Criminal, civil, and tax law enforcement of commercial-scale cannabis operations in California is becoming more robust in 2019, judging by a flurry of recent arrests and closures across the state.
Gov. Gavin Newsom announced in his state of the state speech in February that he’d be redeploying some National Guard troops to public wildlands where illegal cannabis farms often run by cartels are to be found. Gov. Newsom said the unpermitted grows “are devastating our pristine forests, and are increasingly becoming fire hazards themselves.”
The move came after state regulators at the Bureau of Cannabis Control (BCC) announced their first search warrants of the year on Friday.
Now that medical cannabis laws are firmly in place, police are targeting unlicensed farmer’s markets and dispensaries, as well as traffickers based out of indoor grow houses in Southern California and hash labs in Humboldt County.
Past medical marijuana activity like collective sales and distribution is now clearly illegal, under medical regulations from 2015. That’s forcing the closure of popular farmer’s markets and unlicensed shops.
Law enforcement seeking to eradicate illicit operators
In Humboldt County, civil code enforcement and sheriffs work together in locating and eradicating commercial-scale illicit operators.
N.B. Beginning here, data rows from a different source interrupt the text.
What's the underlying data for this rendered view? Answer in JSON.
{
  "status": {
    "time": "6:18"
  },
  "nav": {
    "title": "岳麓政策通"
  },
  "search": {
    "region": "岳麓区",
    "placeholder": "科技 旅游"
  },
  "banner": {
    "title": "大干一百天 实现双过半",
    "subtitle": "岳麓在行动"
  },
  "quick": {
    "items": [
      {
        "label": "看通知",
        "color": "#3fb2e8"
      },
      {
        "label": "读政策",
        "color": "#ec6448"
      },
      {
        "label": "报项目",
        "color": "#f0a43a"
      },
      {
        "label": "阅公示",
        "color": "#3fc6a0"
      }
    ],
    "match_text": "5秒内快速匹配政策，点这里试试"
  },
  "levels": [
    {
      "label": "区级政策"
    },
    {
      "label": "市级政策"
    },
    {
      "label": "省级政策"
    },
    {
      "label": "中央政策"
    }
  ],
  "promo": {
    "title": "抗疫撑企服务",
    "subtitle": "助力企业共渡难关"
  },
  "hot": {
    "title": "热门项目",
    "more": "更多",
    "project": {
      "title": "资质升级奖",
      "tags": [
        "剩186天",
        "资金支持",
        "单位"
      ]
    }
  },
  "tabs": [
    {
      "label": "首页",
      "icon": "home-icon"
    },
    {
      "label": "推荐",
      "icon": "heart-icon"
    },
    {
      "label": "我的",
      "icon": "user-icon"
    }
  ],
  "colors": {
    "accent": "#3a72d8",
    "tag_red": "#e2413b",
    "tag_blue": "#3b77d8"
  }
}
On Jan. 11, deputies raided an unpermitted hash lab, eradicating about 991 plants, more than four tons of cannabis trim, 277 pounds of bud, and 26.5 pounds of butane hash oil. Deputies also seized over $13,000 in cash.
State regulators at the BCC confirmed to industry members in San Francisco in February that 2019 will be marked by an increase in enforcement.
BCC communications director Alex Traverso said that now that the pathway to legality for cannabis growers and sellers is well established, there is no excuse for non-compliance. The BCC intends to step up its complaint-driven enforcement actions, with many of the filed complaints coming from licensed sellers who resent being undercut on taxes and regulations by the unlicensed market.
Less than expected tax revenue
Another reason for the statewide crackdown is a shortfall in expected tax revenue. Year one cannabis sales, excise, and cultivation tax revenues came in hundreds of millions of dollars below projections for 2018.
Illicit operations are not the only focus of state and local authorities. Local sheriffs in central California recently shut down two licensed farms – a new first in the state.
On Jan. 31, Santa Barbara Sheriff’s Office deputies eradicated 22,420 plants, seizing 1,420 pounds of dried or drying herb, 60 pounds of packaged cannabis, and several unregistered firearms, including two guns reported stolen. The Department alleges a four-month investigation located a licensed farm in Carpinteria, CA, whose owner lied on his permit application and failed to follow shipping regulations.
On Feb. 11, Santa Barbara Sheriffs were in Lompoc, CA, destroying 1,300 plants and 500 pounds, alleging the farmer fraudulently obtained his license. The farmer faces perjury and illegal cultivation charges.
In addition to police operations, civil code enforcement and tax collection officers are expected to ratchet up their efforts to ensure compliance with the state’s commercial cannabis regulations. Rather than making arrests with heavily armed SWAT teams, these tax and code officers use fines, levies, and seizures to shut down non-compliant commercial activities.
Los Angeles Rep. Reggie Jones-Sawyer also said last week that he’s working to free up budget for an illicit market crackdown—driven by both police and industry requests. The city of Los Angeles might have 170 licensed stores and 1,700 illegal dispensaries “competing with the legal ones.”
In remarks supporting tax relief for cannabis licensees, Jones-Sawyer said: “Hopefully we’ll be taking about some other programs where we can shut down these illegal ones. We need to suppress the black market until it completely goes away. If we don’t do that we will severely hamper an industry that we need in this state right now.”